In New York City Public Schools, Brown v. Board remains…unfulfilled

May 17, 2024 | Blog

This year, May 17th marks the 70th anniversary of Brown v. Board of Education, the U.S. Supreme Court decision that banned segregation in public schools, stating that separating children based on race was unconstitutional.

And here in New York City (NYC), one of the most diverse cities in the world, that goal remains unfulfilled. School segregation continues to be the worst in the nation, for example, while the demographic makeup of New York City Public School’s (NYCPS) District 3 in Manhattan is diverse, the schools do not reflect this diversity. Of the district’s 40 schools, 16 schools have 35% or more Black students with an average of 4% White students. And 11 schools have over 35% White students, with an average 8% or less of Black students.
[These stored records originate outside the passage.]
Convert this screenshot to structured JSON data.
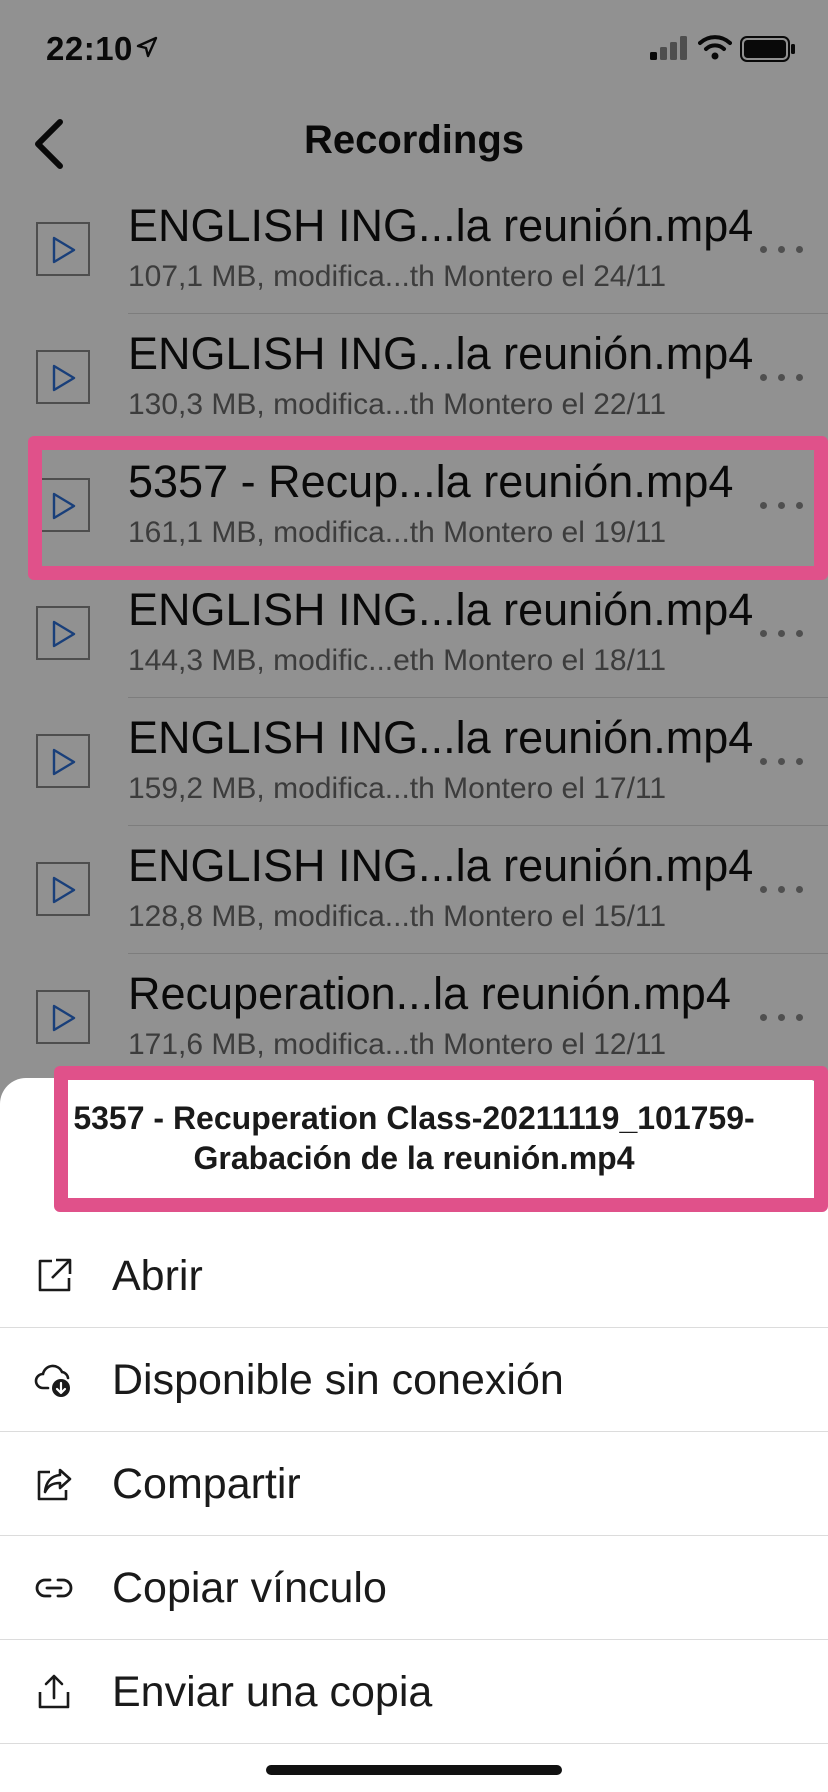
{
  "status_bar": {
    "time": "22:10"
  },
  "nav": {
    "title": "Recordings"
  },
  "files": [
    {
      "name": "ENGLISH ING...la reunión.mp4",
      "meta": "107,1 MB, modifica...th Montero el 24/11"
    },
    {
      "name": "ENGLISH ING...la reunión.mp4",
      "meta": "130,3 MB, modifica...th Montero el 22/11"
    },
    {
      "name": "5357 - Recup...la reunión.mp4",
      "meta": "161,1 MB, modifica...th Montero el 19/11"
    },
    {
      "name": "ENGLISH ING...la reunión.mp4",
      "meta": "144,3 MB, modific...eth Montero el 18/11"
    },
    {
      "name": "ENGLISH ING...la reunión.mp4",
      "meta": "159,2 MB, modifica...th Montero el 17/11"
    },
    {
      "name": "ENGLISH ING...la reunión.mp4",
      "meta": "128,8 MB, modifica...th Montero el 15/11"
    },
    {
      "name": "Recuperation...la reunión.mp4",
      "meta": "171,6 MB, modifica...th Montero el 12/11"
    }
  ],
  "sheet": {
    "file_name_line1": "5357 - Recuperation Class-20211119_101759-",
    "file_name_line2": "Grabación de la reunión.mp4",
    "options": [
      {
        "label": "Abrir",
        "icon": "open-external-icon"
      },
      {
        "label": "Disponible sin conexión",
        "icon": "cloud-download-icon"
      },
      {
        "label": "Compartir",
        "icon": "share-icon"
      },
      {
        "label": "Copiar vínculo",
        "icon": "link-icon"
      },
      {
        "label": "Enviar una copia",
        "icon": "send-copy-icon"
      }
    ]
  },
  "colors": {
    "highlight": "#e0518a",
    "overlay": "rgba(0,0,0,0.43)",
    "thumb_accent": "#2d6fd6"
  }
}
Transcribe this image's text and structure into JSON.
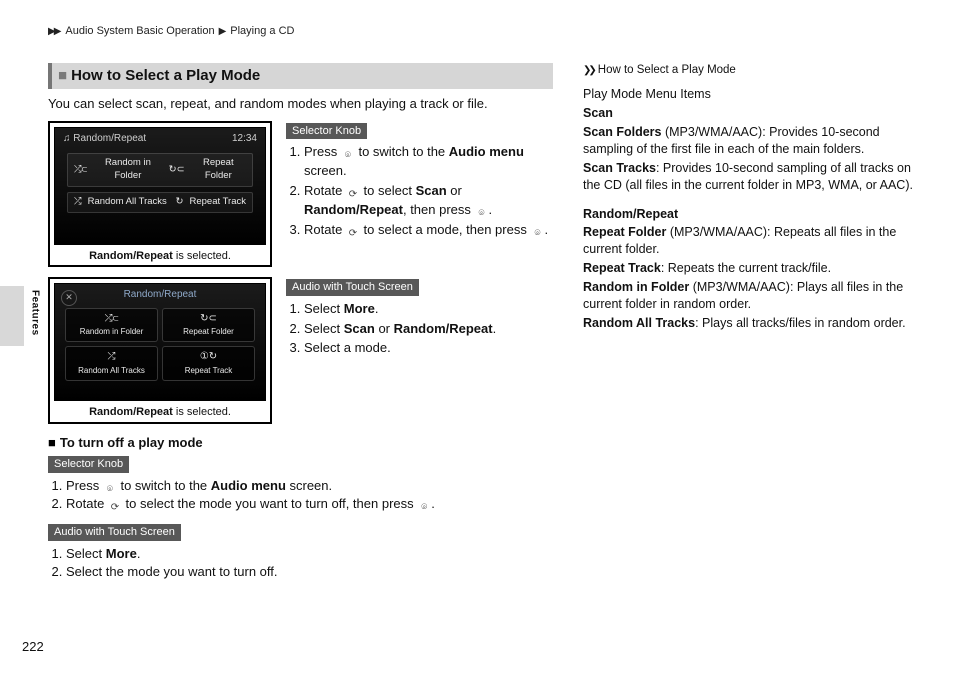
{
  "breadcrumb": {
    "a": "Audio System Basic Operation",
    "b": "Playing a CD"
  },
  "sideLabel": "Features",
  "pageNumber": "222",
  "heading": "How to Select a Play Mode",
  "intro": "You can select scan, repeat, and random modes when playing a track or file.",
  "shot1": {
    "title": "Random/Repeat",
    "clock": "12:34",
    "row1a": "Random in Folder",
    "row1b": "Repeat Folder",
    "row2a": "Random All Tracks",
    "row2b": "Repeat Track",
    "captionPrefix": "Random/Repeat",
    "captionSuffix": " is selected."
  },
  "shot2": {
    "title": "Random/Repeat",
    "b1": "Random in Folder",
    "b2": "Repeat Folder",
    "b3": "Random All Tracks",
    "b4": "Repeat Track",
    "captionPrefix": "Random/Repeat",
    "captionSuffix": " is selected."
  },
  "tags": {
    "selector": "Selector Knob",
    "touch": "Audio with Touch Screen"
  },
  "knobSteps": {
    "s1a": "Press ",
    "s1b": " to switch to the ",
    "s1c": "Audio menu",
    "s1d": " screen.",
    "s2a": "Rotate ",
    "s2b": " to select ",
    "s2c": "Scan",
    "s2d": " or ",
    "s2e": "Random/Repeat",
    "s2f": ", then press ",
    "s2g": ".",
    "s3a": "Rotate ",
    "s3b": " to select a mode, then press ",
    "s3c": "."
  },
  "touchSteps": {
    "s1a": "Select ",
    "s1b": "More",
    "s1c": ".",
    "s2a": "Select ",
    "s2b": "Scan",
    "s2c": " or ",
    "s2d": "Random/Repeat",
    "s2e": ".",
    "s3": "Select a mode."
  },
  "turnOff": {
    "heading": "To turn off a play mode",
    "knob": {
      "s1a": "Press ",
      "s1b": " to switch to the ",
      "s1c": "Audio menu",
      "s1d": " screen.",
      "s2a": "Rotate ",
      "s2b": " to select the mode you want to turn off, then press ",
      "s2c": "."
    },
    "touch": {
      "s1a": "Select ",
      "s1b": "More",
      "s1c": ".",
      "s2": "Select the mode you want to turn off."
    }
  },
  "sidebar": {
    "head": "How to Select a Play Mode",
    "menuTitle": "Play Mode Menu Items",
    "scan": "Scan",
    "scanFoldersLabel": "Scan Folders",
    "scanFoldersText": " (MP3/WMA/AAC): Provides 10-second sampling of the first file in each of the main folders.",
    "scanTracksLabel": "Scan Tracks",
    "scanTracksText": ": Provides 10-second sampling of all tracks on the CD (all files in the current folder in MP3, WMA, or AAC).",
    "rr": "Random/Repeat",
    "repeatFolderLabel": "Repeat Folder",
    "repeatFolderText": " (MP3/WMA/AAC): Repeats all files in the current folder.",
    "repeatTrackLabel": "Repeat Track",
    "repeatTrackText": ": Repeats the current track/file.",
    "randomFolderLabel": "Random in Folder",
    "randomFolderText": " (MP3/WMA/AAC): Plays all files in the current folder in random order.",
    "randomAllLabel": "Random All Tracks",
    "randomAllText": ": Plays all tracks/files in random order."
  }
}
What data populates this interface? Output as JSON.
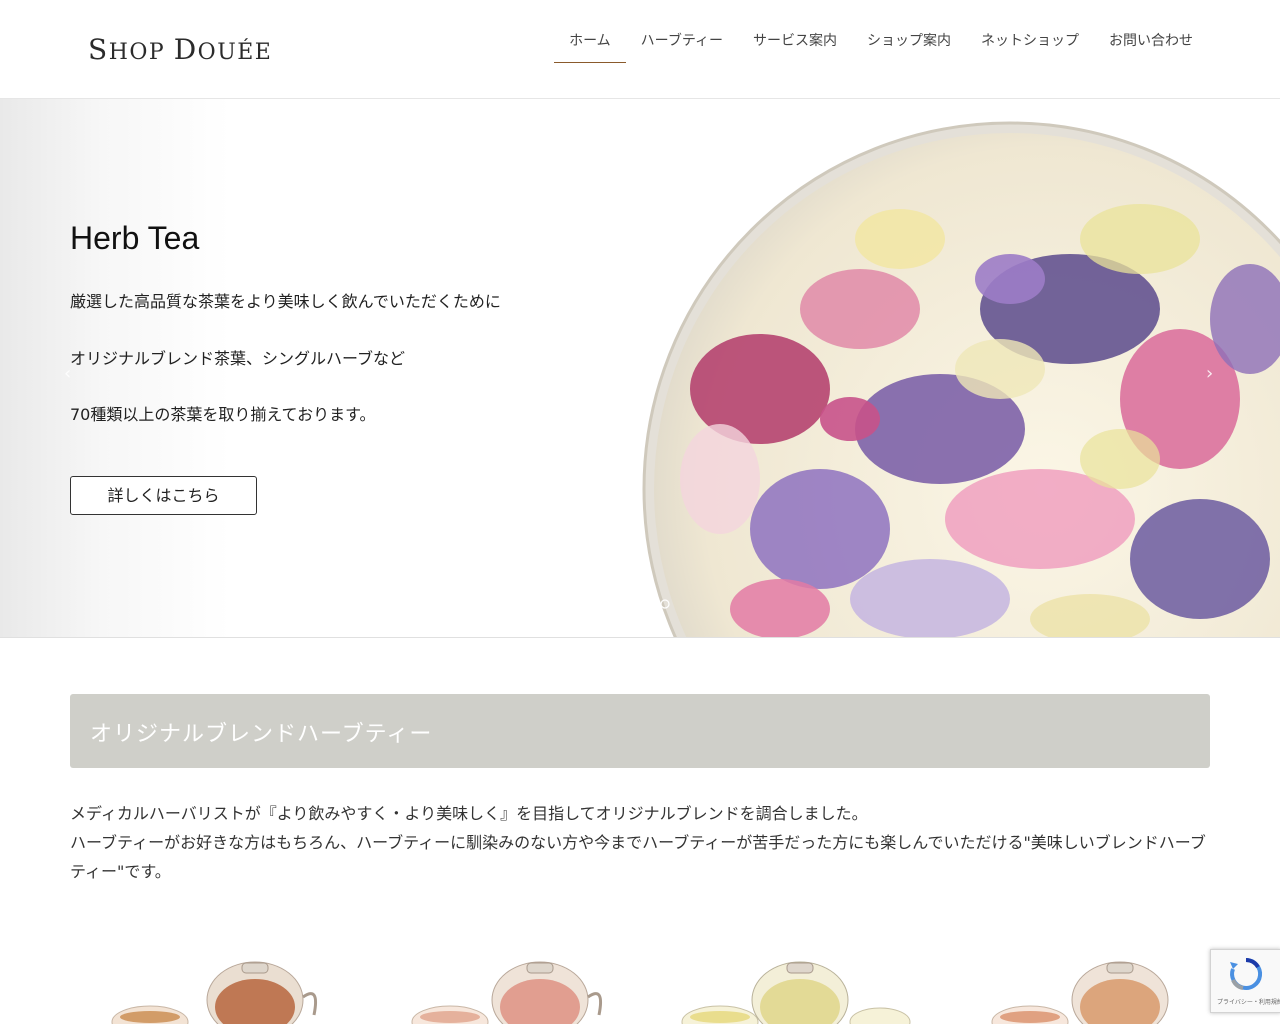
{
  "header": {
    "logo": "Shop Douée",
    "nav": [
      "ホーム",
      "ハーブティー",
      "サービス案内",
      "ショップ案内",
      "ネットショップ",
      "お問い合わせ"
    ],
    "active_index": 0,
    "accent_color": "#8a5a2c"
  },
  "hero": {
    "title": "Herb Tea",
    "lines": [
      "厳選した高品質な茶葉をより美味しく飲んでいただくために",
      "オリジナルブレンド茶葉、シングルハーブなど",
      "70種類以上の茶葉を取り揃えております。"
    ],
    "button_label": "詳しくはこちら",
    "prev_icon": "chevron-left-icon",
    "next_icon": "chevron-right-icon"
  },
  "section": {
    "heading": "オリジナルブレンドハーブティー",
    "heading_bg": "#cfcfc9",
    "description": [
      "メディカルハーバリストが『より飲みやすく・より美味しく』を目指してオリジナルブレンドを調合しました。",
      "ハーブティーがお好きな方はもちろん、ハーブティーに馴染みのない方や今までハーブティーが苦手だった方にも楽しんでいただける\"美味しいブレンドハーブティー\"です。"
    ]
  },
  "recaptcha": {
    "text": "プライバシー・利用規約"
  }
}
The history of segregation in New York City schools remains a complex web of policies — to name a few — selective school admissions, housing, school zoning, and enrollment policies, all of which have contributed to institutional racism in NYCPS. Yet, research shows that integration has many cognitive and social benefits for students, including higher academic outcomes, a higher likelihood of college enrollment, and can foster critical thinking skills and address opportunity and resource equity gaps for Black and Latinx students.

School integration has been an area of interest for past mayoral administrations, as NYCPS launched Diversity in Admissions programs, and the New York State Department of Education created the New York State Integration Project to fund district-wide integration efforts. However, the current NYC administration and New York State leadership have taken a step back from integration efforts — a new report found that the NYC administration has abandoned progress that was being made and, in some cases, moved the city backward. At the same time, a lawsuit challenging racial segregation in NYCPS is moving forward. That lawsuit could bring major changes to the City’s most selective schools and argues that too many Black and Latinx students face “systemic exclusion” from gifted and talented pipelines as early as Kindergarten, which impacts future educational opportunities.

As NYC leaders wait to see the outcome of the lawsuit challenging segregation in NYCPS, they don’t have to wait to hear from students about their right to a constitutional, anti-racist education. Students across the city from Integrate NYC are leading integration and anti-racist advocacy efforts to better support them and their peers in NYCPS.

As we reflect on this 70-year anniversary and acknowledge that our schools are extremely segregated, we urge NYC and State leaders to prioritize integration. They can do this by replicating successful efforts such as District 15’s middle school equitable choice lottery enrollment system overhaul which reduced economic segregation in sixth grade by 55% and racial segregation by 38% in one school year. NYCPS should also analyze and report out data, like, which demonstrates how segregated or integrated our schools are, and allows parents, advocates, educators, and school system leaders to track changes over time.

But the work can’t just be diversifying schools and classrooms. Such integration efforts must be supported with shifts in practices and policies to create culturally responsive and sustaining schools and classrooms. This involves: 1) creating welcoming and affirming school environments; 2) hiring and retaining representative and culturally competent educators; 3) addressing educator behaviors and mindsets to be asset-oriented with high expectations for students; and 4) using inclusive and affirming curriculum, materials, and instructional practices.

While NYCPS leaders have done some work to develop culturally responsive instructional materials, they did so in lieu of a of a more comprehensive plan to invest $202 million in a culturally responsive Mosaic curriculum for English language arts and math. Additionally, while NYC Reads, NYCPS’ new literacy initiative took, culturally responsiveness into account, experts found at least one of three new curricula were particularly demeaning and dehumanizing to people of color.

NYCPS has also made some progress on recruiting and retaining more educators of color, yet much more is needed to ensure our schools are taught and led by educators representing our diverse student body. NYCPS schools that serve the largest shares of students and teachers of color have some of the highest teacher turnover and 57% of schools do not have a Black school leader, with the percentage being higher for Latinx school leaders at 67%.

All students in New York City deserve equitable opportunities — and benefit from integration policies and culturally responsive-sustaining practices. It’s up to city and state leaders to honor the Brown v. Board of Education decision by not only prioritizing integration but also continuing work on culturally responsive and sustaining education policies and practices. Doing so will not only affirm and support our students, but it will prepare them for postsecondary success and beyond.